Pete Brown’s new volume of entertaining investigation into the social history of a subject dear to his heart looks at apples and the orchards in which they grow. Anyone who has read any of Pete’s other books – I’ve hugely enjoyed all of his beer- and pub-themed works to-date, including Man Walks Into a Pub, Hops and Glory, and Shakespeare’s Local – will know what sort of reading experience to expect. His style is highly readable; he knows just how to keep the narrative moving along at a decent clip, dropping in historical facts, amusing asides and moments of personal insight with equal measure, but never allowing them to clutter up the prose or divert the flow for too long. The Apple Orchard is true to form: a healthy mix of well-researched social history, pithy observation, personal discovery and plenty of humour.
In The Apple Orchard, Pete turns his attention to that once essential but now, sadly, much-diminished feature of the English landscape. Following the apple tree through the cycle of the year – beginning with the blossom of Spring and ending with a dose of deep-winter wassailing at a cider farm – he examines the humble fruit from perspectives as diverse as modern orchard management, cider production, mythological tropes from the garden of Eden to the Isle of Avalon, apple genetics, historical reasons for the decline in English orchard acreage, current reasons why we see so few varieties on supermarket shelves, tree grafting, proper pruning, the vital importance of European seasonal migrant labour to the UK apple industry, the many and varied benefits of the aforementioned wassailing, the key role in the whole process played by the ancient art of morris dancing, and a whole lot more.
The finished product is a heart-warming love-letter to a way of life that seems to have disappeared from all but the most die-hard apple-producing parts of our green and pleasant land. It’s a very personal exploration, rather than a detailed historical document, or technical analysis of modern apple production methods. It wanders, it meanders, it pokes around in dusty corners, turning up odd facts of interest and uncovering lost gems of once-common knowledge – think QI or Time Team, rather than Timewatch or Panorama – and it’s all the more enjoyable for it. At times Pete seems genuinely astonished by some of the information he uncovers, as he comes to realise that a thing as simple and ubiquitous as the apple lies at the core of a hugely rich history, with a massive impact on the cultural development of humanity, and a state-of-the-art production industry that turns out all the millions upon millions of crisp, red-and-green specimens that are demanded on our behalf by the supermarket buyers.
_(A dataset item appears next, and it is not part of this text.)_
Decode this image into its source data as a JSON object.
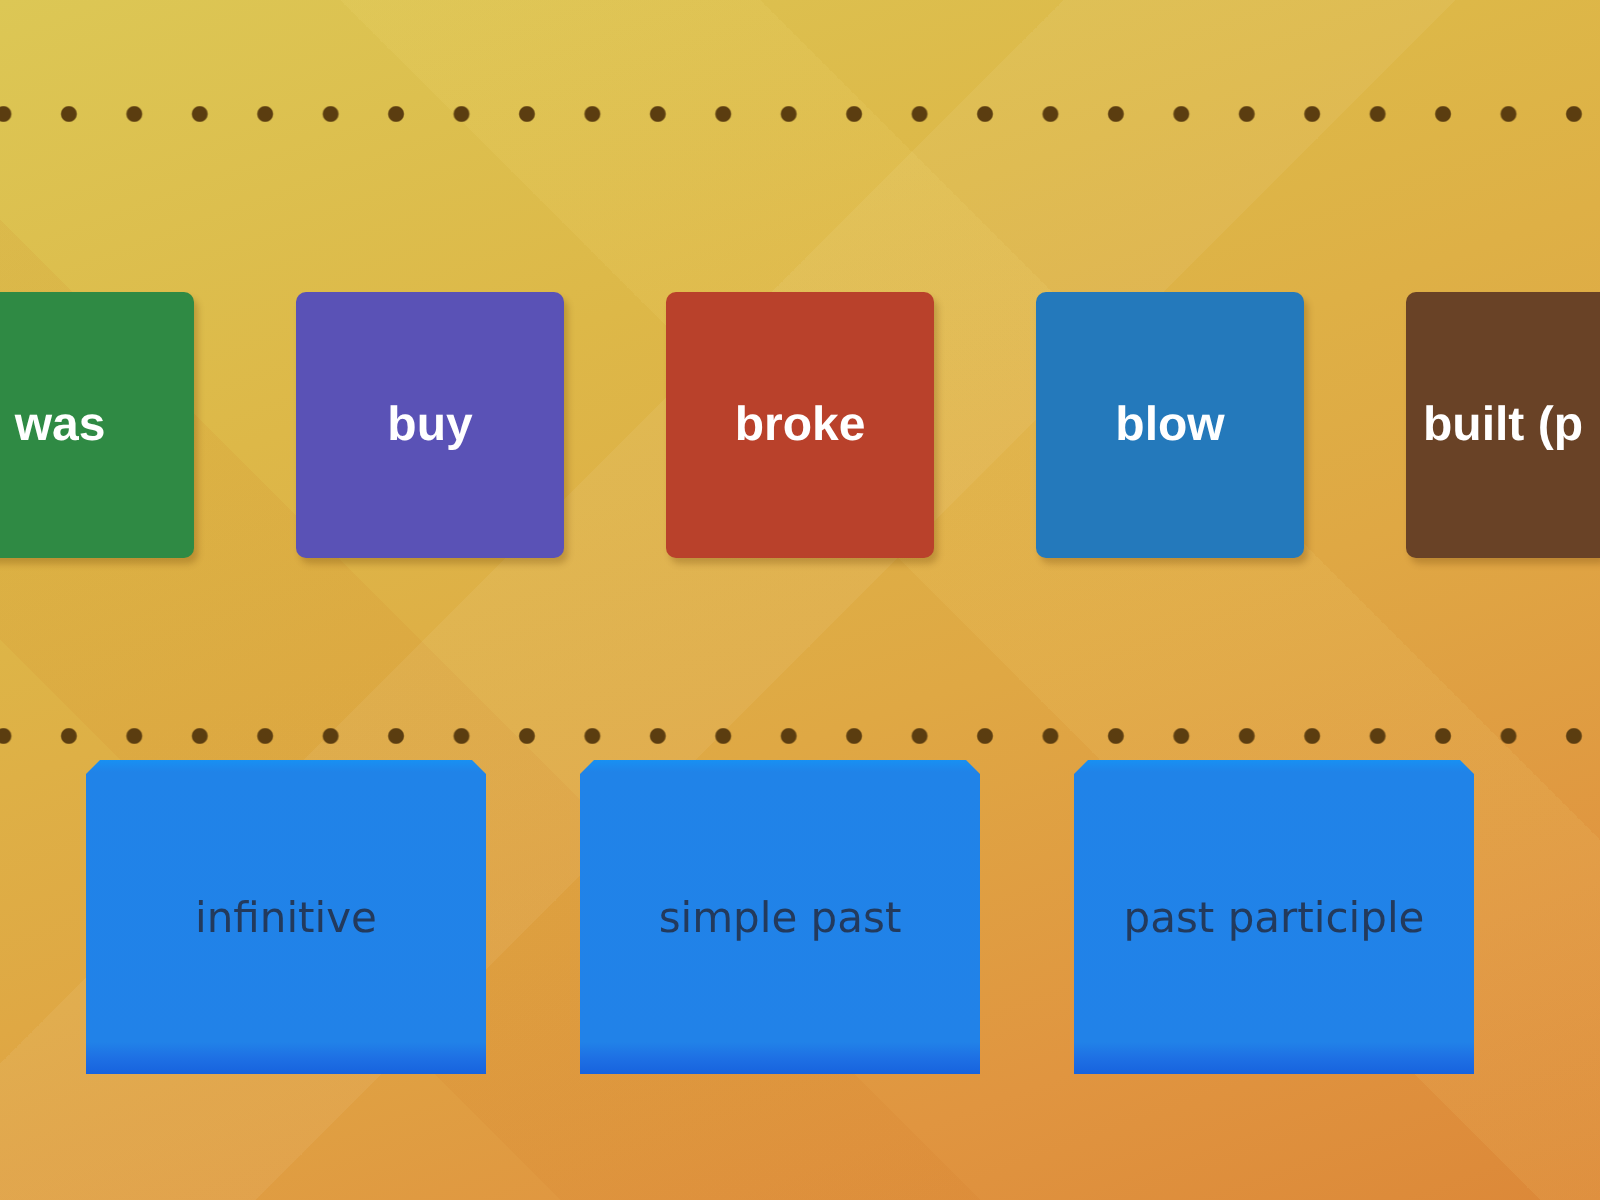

As a reader, I couldn’t help but be similarly amazed and delighted by those same discoveries and, like the author himself, I came away from the book more than a little in love with the whole concept of the orchard. On finishing the book, I found my head spinning with mad ideas of moving to the West Country and taking up fruit tree management as a new career. Instead I’ll have to content myself with the few potted trees I have on order from the National Collection at Brogdale – a place mentioned often in the book and much-lauded for its work on preserving apple diversity and developing new strains of fruit – and look forward to gently (and quietly) Wassailing them in our small back garden in years to come.
“If you spend most of your day looking at a computer screen in an office, becoming increasingly tied to people who demand responses to emails, tweets and texts within an ever-shorter time-window, you really need to attend the odd Wassail or Beltane festival as a matter of urgency, in a place that has no 4G or Wi-Fi, just to restore the equilibrium. The world of pixels can never replace the feeling of earth beneath your feet and the breeze in your face, the smell of the blossom and the attention-stopping beauty of it.“
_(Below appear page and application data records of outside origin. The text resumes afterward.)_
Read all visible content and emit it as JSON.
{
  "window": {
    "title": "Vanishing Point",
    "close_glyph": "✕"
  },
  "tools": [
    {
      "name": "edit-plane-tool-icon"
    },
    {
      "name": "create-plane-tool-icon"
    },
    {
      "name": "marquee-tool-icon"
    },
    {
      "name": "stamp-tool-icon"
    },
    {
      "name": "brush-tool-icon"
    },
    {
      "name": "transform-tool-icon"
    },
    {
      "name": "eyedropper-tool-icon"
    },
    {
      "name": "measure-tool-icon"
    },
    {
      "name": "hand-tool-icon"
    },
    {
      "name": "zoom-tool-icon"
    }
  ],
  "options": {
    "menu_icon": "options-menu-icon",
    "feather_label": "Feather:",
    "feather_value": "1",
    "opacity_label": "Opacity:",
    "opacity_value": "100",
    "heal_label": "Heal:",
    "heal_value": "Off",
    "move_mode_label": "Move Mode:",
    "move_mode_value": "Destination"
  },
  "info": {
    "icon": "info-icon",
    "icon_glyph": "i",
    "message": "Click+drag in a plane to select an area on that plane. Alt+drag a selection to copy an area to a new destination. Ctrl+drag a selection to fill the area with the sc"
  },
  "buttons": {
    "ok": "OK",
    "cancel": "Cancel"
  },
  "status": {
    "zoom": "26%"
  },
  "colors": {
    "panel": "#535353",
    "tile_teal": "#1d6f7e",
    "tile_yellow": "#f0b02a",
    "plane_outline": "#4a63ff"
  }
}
I suspect Pete Brown may end up taking a more involved interest though; there’s a moment or two in the book when I thought I could detect the stirrings of his inner horticulturalist. I enjoyed a similar awakening a few years ago, and it came from the same root that Pete sums up so neatly when he says:
Mr. Brown, I couldn’t agree more.
I highly recommend The Apple Orchard to anyone with an interest in apples, orchards or English social history, as well as any and all fans of a light but highly informative read that will leave you craving a Crawley Beauty (they’re a late variety, should be ready for eating around now, if you can find any) and a long walk through an apple orchard next blossom season. Definitely for every gardener’s Christmas list, birthday list and ‘dammit, I deserve a good book’ list.
The Apple Orchard: The Story of our most English Fruit is published by Particular Books (Penguin Random House) in the UK and is available from all good high street bookstores, as well as the following fine online retailing establishments: Amazon* | Book Depository* | Hive | Waterstones | WHSmith | Wordery
* = affiliate link – if you buy the book from here I’ll earn a small referral fee, which will go towards my next gardening book or packet of seeds.